    You have posed a loaded question. The cases that are reported (perhaps unreported as well) are distressing, to say the least, but happens in a miniscule number of cases. I have read in Daijiworld of cases where sons have killed their parents just to grab their property. But in overwhelming numbers old men (and women) are treated with kindness despite being a big burden for the reasons you mention. It may be that these old folks have pension income which is big enough to feed not only themselves but their children of whatever age and the latter dare not kill the goose that lays the golden egg. Perhaps only when the old parents are a financial, physical and emotional burden there is a irresistible temptation to cut their life short not for the sake of those parents (euthanasia) but for their own sake. In these cases, democracy fails to provide support to the elderly and there are horror stories that in seniors’ nursing care homes the old folks get terribly neglected and the operators want to make room for replacements post haste to increase their bottom line – a situation that is an underlying reason for disproportionate fatalities from Covid 19 in Canadian long-term care homes. Poor people, of course, cannot afford to send their aged and chronically sick parents to long-term care homes where there is shortage of places, and here the guilt-ridden public can help by supporting charitable hospices.

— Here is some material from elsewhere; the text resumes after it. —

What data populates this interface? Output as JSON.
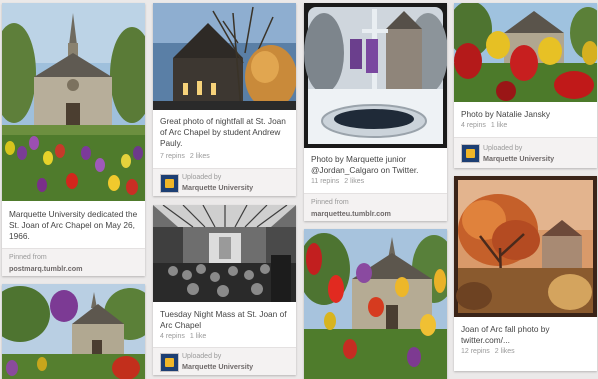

  • James Fernandes, Barkur/chicago

    Sun, Jan 24 2021

    Asking for help is an admission of failure.
    Death is better than being burden to others.

  • Rohan, Mangalore

    Sat, Jan 23 2021

    I have heard of many a stories of what you have written but never witnessed first hand. I have seen my grandmother take care of her mother and both my parents taking care of their parents with utmost devotion. Sometimes when we visit the old age homes we get to hear some story lines which are unbelievable. I have also read of some children abandoning their parents with memory related illness at bus stops or deserted places. Whatever the knowledge we possess which may be much greater and in wisdom the close family has always had some contribution towards it specially parents and we are duty bound to serve them...
    I was travelling hence someone did the bony today... I humbly apologise...

  • Prescilla Fernandes, Mangalore

    Sat, Jan 23 2021

    People are forgetting that they are also getting old some day. The water poured on the head will reach the feet. Likewise what you do to your aged parents will come back to you from the children.


Leave a Comment

Title: Do We Ill-treat Our Senior Citizens?



You have 2000 characters left.

Disclaimer:

Please write your correct name and email address. Kindly do not post any personal, abusive, defamatory, infringing, obscene, indecent, discriminatory or unlawful or similar comments. Daijiworld.com will not be responsible for any defamatory message posted under this article.

Please note that sending false messages to insult, defame, intimidate, mislead or deceive people or to intentionally cause public disorder is punishable under law. It is obligatory on Daijiworld to provide the IP address and other details of senders of such comments, to the authority concerned upon request.

Hence, sending offensive comments using daijiworld will be purely at your own risk, and in no way will Daijiworld.com be held responsible.


Security Validation

Enter the characters in the image